While it’s not an official holiday, and the origins remain to be seen, you’ll be hard-pressed to find anyone complaining. They’re probably too busy enjoying a couple of cinnamon crescents! These baked treats are usually drizzled with a white glaze or icing and can be served for breakfast, after school snack, even dessert after dinner. We’ve even seen mention of the cinnamon crescent being associated with holidays like Christmas and, cinnamon being a popular spice in Mexican cuisine, even Cinco de Mayo celebrations.
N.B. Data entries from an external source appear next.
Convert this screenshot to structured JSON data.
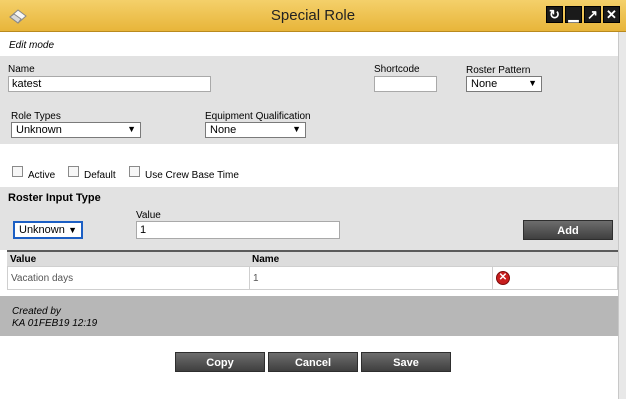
{
  "window": {
    "title": "Special Role"
  },
  "mode_label": "Edit mode",
  "form": {
    "name_label": "Name",
    "name_value": "katest",
    "shortcode_label": "Shortcode",
    "shortcode_value": "",
    "roster_pattern_label": "Roster Pattern",
    "roster_pattern_value": "None",
    "role_types_label": "Role Types",
    "role_types_value": "Unknown",
    "equipment_label": "Equipment Qualification",
    "equipment_value": "None"
  },
  "checkboxes": [
    {
      "label": "Active",
      "checked": false
    },
    {
      "label": "Default",
      "checked": false
    },
    {
      "label": "Use Crew Base Time",
      "checked": false
    }
  ],
  "roster_input": {
    "heading": "Roster Input Type",
    "type_value": "Unknown",
    "value_label": "Value",
    "value": "1",
    "add_label": "Add"
  },
  "table": {
    "headers": [
      "Value",
      "Name"
    ],
    "rows": [
      {
        "value": "Vacation days",
        "name": "1"
      }
    ]
  },
  "created": {
    "label": "Created by",
    "info": "KA 01FEB19 12:19"
  },
  "buttons": {
    "copy": "Copy",
    "cancel": "Cancel",
    "save": "Save"
  }
}
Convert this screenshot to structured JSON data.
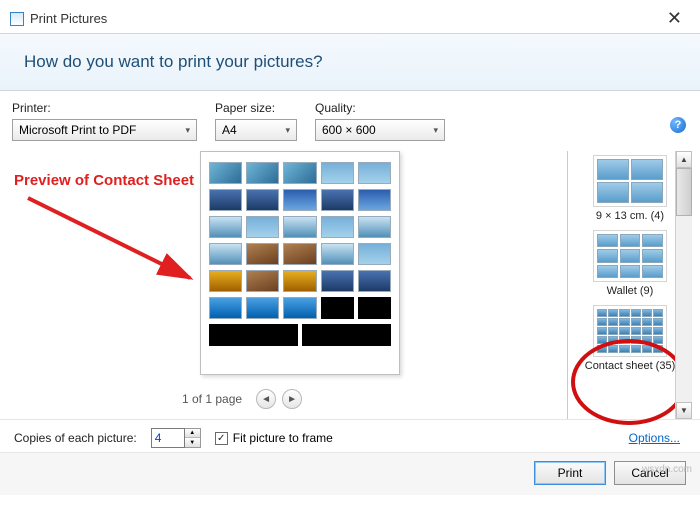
{
  "title": "Print Pictures",
  "banner_question": "How do you want to print your pictures?",
  "controls": {
    "printer_label": "Printer:",
    "printer_value": "Microsoft Print to PDF",
    "paper_label": "Paper size:",
    "paper_value": "A4",
    "quality_label": "Quality:",
    "quality_value": "600 × 600"
  },
  "annotation": "Preview of Contact Sheet",
  "pager": "1 of 1 page",
  "layouts": {
    "l1": "9 × 13 cm. (4)",
    "l2": "Wallet (9)",
    "l3": "Contact sheet (35)"
  },
  "bottom": {
    "copies_label": "Copies of each picture:",
    "copies_value": "4",
    "fit_label": "Fit picture to frame",
    "options_link": "Options...",
    "print": "Print",
    "cancel": "Cancel"
  },
  "help_tip": "?",
  "watermark": "wsxdn.com"
}
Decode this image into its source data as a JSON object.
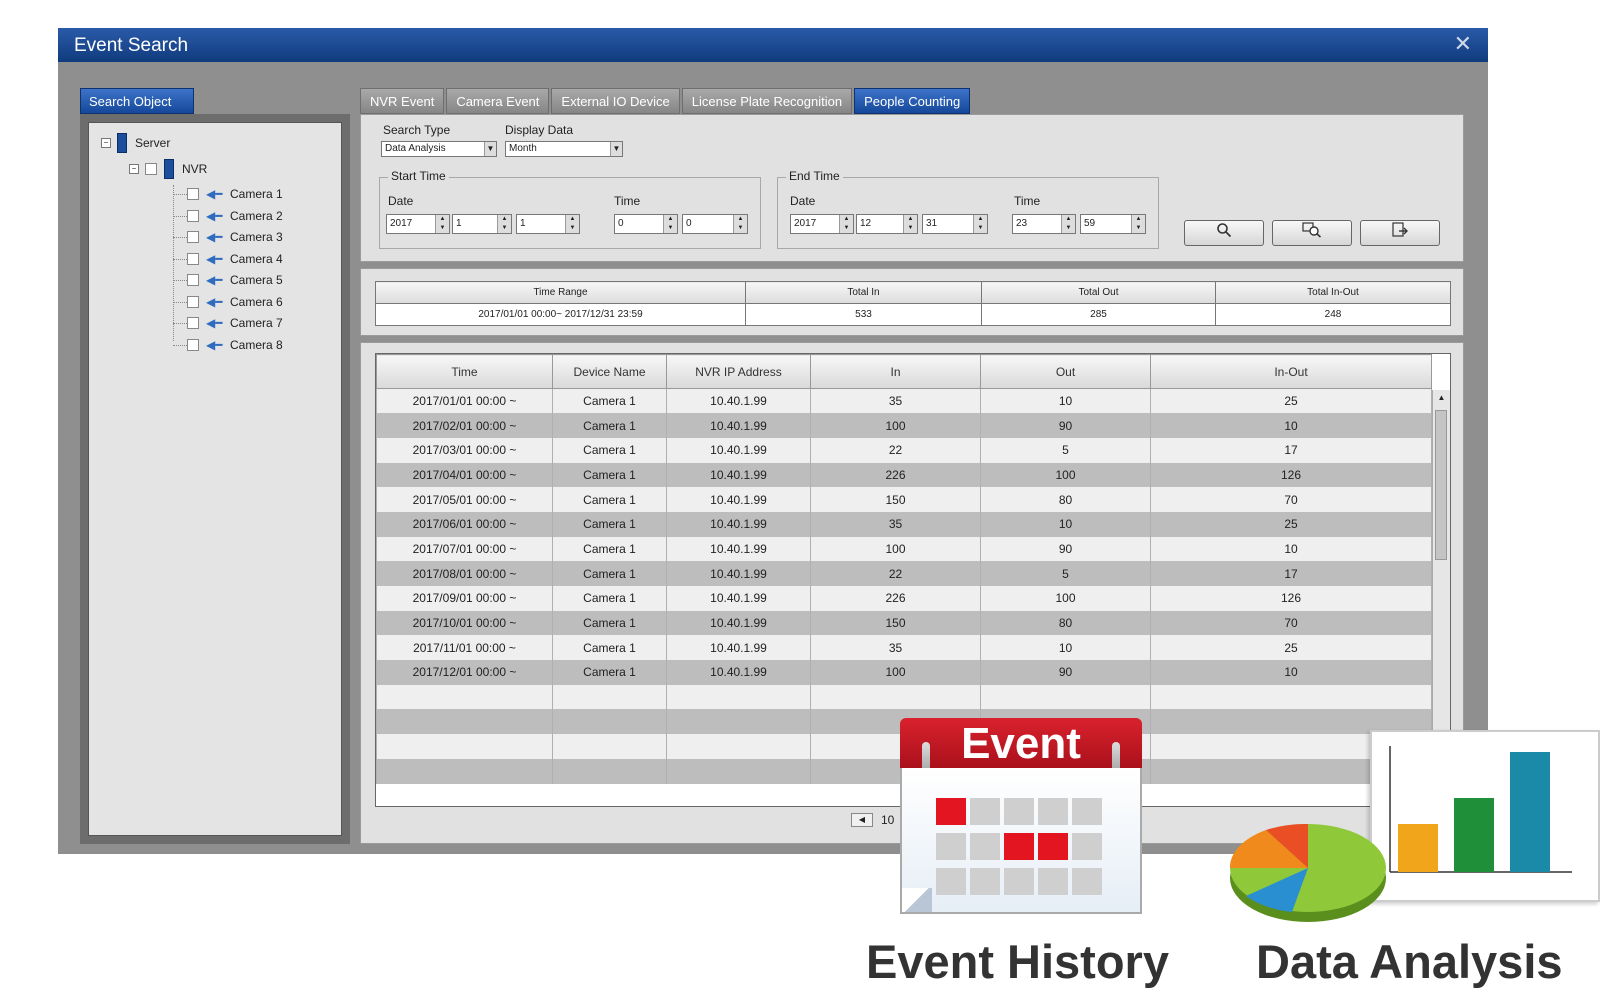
{
  "window": {
    "title": "Event Search",
    "close_glyph": "✕"
  },
  "search_object": {
    "tab_label": "Search Object",
    "server": "Server",
    "nvr": "NVR",
    "cameras": [
      "Camera 1",
      "Camera 2",
      "Camera 3",
      "Camera 4",
      "Camera 5",
      "Camera 6",
      "Camera 7",
      "Camera 8"
    ]
  },
  "tabs": [
    "NVR Event",
    "Camera Event",
    "External IO Device",
    "License Plate Recognition",
    "People Counting"
  ],
  "active_tab": "People Counting",
  "search": {
    "search_type_label": "Search Type",
    "search_type_value": "Data Analysis",
    "display_data_label": "Display Data",
    "display_data_value": "Month",
    "start_time": {
      "legend": "Start Time",
      "date_label": "Date",
      "time_label": "Time",
      "year": "2017",
      "month": "1",
      "day": "1",
      "hour": "0",
      "minute": "0"
    },
    "end_time": {
      "legend": "End Time",
      "date_label": "Date",
      "time_label": "Time",
      "year": "2017",
      "month": "12",
      "day": "31",
      "hour": "23",
      "minute": "59"
    },
    "icons": [
      "search-icon",
      "zoom-search-icon",
      "export-icon"
    ]
  },
  "summary": {
    "headers": [
      "Time Range",
      "Total In",
      "Total Out",
      "Total In-Out"
    ],
    "values": [
      "2017/01/01 00:00~ 2017/12/31 23:59",
      "533",
      "285",
      "248"
    ]
  },
  "results": {
    "headers": [
      "Time",
      "Device Name",
      "NVR IP Address",
      "In",
      "Out",
      "In-Out"
    ],
    "rows": [
      [
        "2017/01/01 00:00 ~",
        "Camera 1",
        "10.40.1.99",
        "35",
        "10",
        "25"
      ],
      [
        "2017/02/01 00:00 ~",
        "Camera 1",
        "10.40.1.99",
        "100",
        "90",
        "10"
      ],
      [
        "2017/03/01 00:00 ~",
        "Camera 1",
        "10.40.1.99",
        "22",
        "5",
        "17"
      ],
      [
        "2017/04/01 00:00 ~",
        "Camera 1",
        "10.40.1.99",
        "226",
        "100",
        "126"
      ],
      [
        "2017/05/01 00:00 ~",
        "Camera 1",
        "10.40.1.99",
        "150",
        "80",
        "70"
      ],
      [
        "2017/06/01 00:00 ~",
        "Camera 1",
        "10.40.1.99",
        "35",
        "10",
        "25"
      ],
      [
        "2017/07/01 00:00 ~",
        "Camera 1",
        "10.40.1.99",
        "100",
        "90",
        "10"
      ],
      [
        "2017/08/01 00:00 ~",
        "Camera 1",
        "10.40.1.99",
        "22",
        "5",
        "17"
      ],
      [
        "2017/09/01 00:00 ~",
        "Camera 1",
        "10.40.1.99",
        "226",
        "100",
        "126"
      ],
      [
        "2017/10/01 00:00 ~",
        "Camera 1",
        "10.40.1.99",
        "150",
        "80",
        "70"
      ],
      [
        "2017/11/01 00:00 ~",
        "Camera 1",
        "10.40.1.99",
        "35",
        "10",
        "25"
      ],
      [
        "2017/12/01 00:00 ~",
        "Camera 1",
        "10.40.1.99",
        "100",
        "90",
        "10"
      ]
    ],
    "empty_rows": 4,
    "pager_text": "10"
  },
  "overlay": {
    "calendar_title": "Event",
    "caption_left": "Event History",
    "caption_right": "Data Analysis"
  },
  "colors": {
    "title_blue": "#1a4a94",
    "accent_red": "#d9222d"
  }
}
While you tuck into your flaky crescent roll, you may want to close your eyes and pretend you’re some sort of emperor or empress. After all, ancient nations referred to the cinnamon spice as being a gift fit for monarchs and deities. Don’t relax too much, though, as the spice was also used to embalm mummies in Ancient Egypt.
The spice was so sought after during the Middle Ages that many suppliers and traders kept its origins a secret. One rumour was that cinnamon was collected at the source of the Nile River, and another, perpetuated by Roman naturalist, Pliny the Elder, tells the tale of cinnamon stolen from the nests of cinnamon birds. A cinnamon bird being a mythical oversized bird who would build giant nests out of cinnamon sticks on the side of cliffs. So the stories go, the cinnamon hungry Arabians would leave big cuts of oxen nearby, enticing the cinnamon birds to return to their nests with their meat. The catch? The meat would be too heavy for the nests, which would come crashing down in all their cinnamon glory! Certainly a clever marketing plan and excuse to boost demand for the prized spice.
Thankfully, we don’t have to look far for the prized spice these days. Not only is it located in aisle 4 of your favourite supermarket, but it can be found in multiple baked goods such as cinnamon and raisin bread, custard tarts, apple and cinnamon pies, cinnamon swirls or rolls, and of course today’s pick, the cinnamon crescent. A delightfully versatile snack, how many can you eat today?